Adam Lewis

As with much of the media industry, it's been a tumultuous couple of years for

Sports Illustrated



In 2017,

Meredith acquired the magazine as part of a larger $1.8 billion deal for a series of brands under the ownership of Time Inc. Then in May,

Authentic Brands Group, a PE-backed marketing and brand-development company that recently received $875 million from

BlackRock, purchased SI for a reported $110 million.



The next month, ABG licensed SI's publishing rights over 10 years to

The Maven, a Seattle-based digital media publisher, for a $45 million payment against its future royalties. 



Then came the news Thursday that The Maven conducted massive layoffs as part of a restructuring plan that also includes hiring 200 contractors to provide hyper-local sports coverage across the US. The plan was immediately panned on social media, with allegations that SI was being turned into a content farm that valued clicks over the in-depth storytelling that helped the company rise to prominence. 



The exact number of layoffs wasn't immediately clear, though a source close to the situation said it was roughly 35% of employees, including 13 of 41 writers. They were carried out Thursday afternoon, after management invited employees to two separate meetings, one for those who would keep their job and one for others who would not. The meetings were subsequently canceled

staffers launched a last-ditch appeal

but they were rescheduled for the end of the day, when the layoffs finally occurred. 



The news set off a social media firestorm, with writers ripping new management and offering condolences to those who had been laid off. But SI's new operator maintains that the moves aren't meant to simply cut costs to increase profits. Instead, the majority of the new contract writers are expected to be paid journalists who will be offered a stake in the company. 



"Approximately 300 distinct voices, the majority of which are journalists, will be producing stories for SI by January 2020, which will help drive an increase in SI content production," The Maven said in a statement.



Changes at SI were much needed, at least from a financial perspective. The company has lost roughly 1 million magazine subscribers and 50% of its revenue over the past three years, while profits have dwindled, according to a source. And with an outdated website, it has lost its once enormous influence to upstart national sports websites such

The Athletic, which was valued at roughly $200 million in its last public funding round in October 2018.



Whether SI ultimately rebounds will now depend on The Maven, which is led by longtime digital media veteran James Heckman. The company oversees over 300 brands, including Maxim, History and Yoga Journal.



Their first order was to install Ross Levinsohn as CEO of SI and president of Maven Media Brands, a Maven subsidiary that in June purchased The Street, a financial news site founded by Jim Cramer. The decision was not popular with some, given Levinsohn's controversial tenure at Tronc, where he was accused of sexual harassment but later cleared of the charges.



The firm has also installed longtime SI veterans Steve Cannella and Ryan Hunt as the new co-editors in chief, replacing Chris Stone after he resigned earlier this week. Ultimately, that duo will be tasked with remaking SI for the digital world. The company has already signed agreements with 80 news publishers to help it produce local sports content, while a source said it also plans a heavy investment in revamping its website, mobile platform and increasing its focus on video.

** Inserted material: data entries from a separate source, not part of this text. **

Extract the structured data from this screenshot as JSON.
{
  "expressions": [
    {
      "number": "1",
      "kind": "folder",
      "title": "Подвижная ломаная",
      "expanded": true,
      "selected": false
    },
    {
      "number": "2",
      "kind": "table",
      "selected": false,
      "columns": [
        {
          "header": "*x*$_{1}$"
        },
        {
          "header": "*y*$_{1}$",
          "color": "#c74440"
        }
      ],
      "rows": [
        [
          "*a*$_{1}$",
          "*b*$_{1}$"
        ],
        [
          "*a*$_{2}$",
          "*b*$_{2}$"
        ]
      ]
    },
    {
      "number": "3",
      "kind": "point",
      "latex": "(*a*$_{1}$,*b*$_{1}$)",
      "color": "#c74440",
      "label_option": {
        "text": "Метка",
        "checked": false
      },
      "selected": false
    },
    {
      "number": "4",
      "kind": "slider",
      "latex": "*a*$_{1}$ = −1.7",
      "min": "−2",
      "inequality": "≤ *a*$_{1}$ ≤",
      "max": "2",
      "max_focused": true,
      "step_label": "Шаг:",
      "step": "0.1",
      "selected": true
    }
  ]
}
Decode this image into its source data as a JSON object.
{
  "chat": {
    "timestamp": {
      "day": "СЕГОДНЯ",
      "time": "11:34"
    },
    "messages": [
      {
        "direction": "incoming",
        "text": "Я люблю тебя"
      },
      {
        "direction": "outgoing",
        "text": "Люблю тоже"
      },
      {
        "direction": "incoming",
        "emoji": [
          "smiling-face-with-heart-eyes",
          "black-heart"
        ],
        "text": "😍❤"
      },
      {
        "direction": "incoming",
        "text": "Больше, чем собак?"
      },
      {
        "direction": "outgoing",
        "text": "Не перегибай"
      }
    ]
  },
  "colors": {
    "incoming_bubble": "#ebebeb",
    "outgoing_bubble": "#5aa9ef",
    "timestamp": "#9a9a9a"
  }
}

Deadspin has already released 

an investigative piece lampooning the strategy. But The Maven said it believes it can recapture what once made SI arguably the most influential sports magazine of the 20th century: "The commitment to quality journalism, long-form storytelling and print and digital experiences will expand."



Featured illustration by Conor Hamill/PitchBook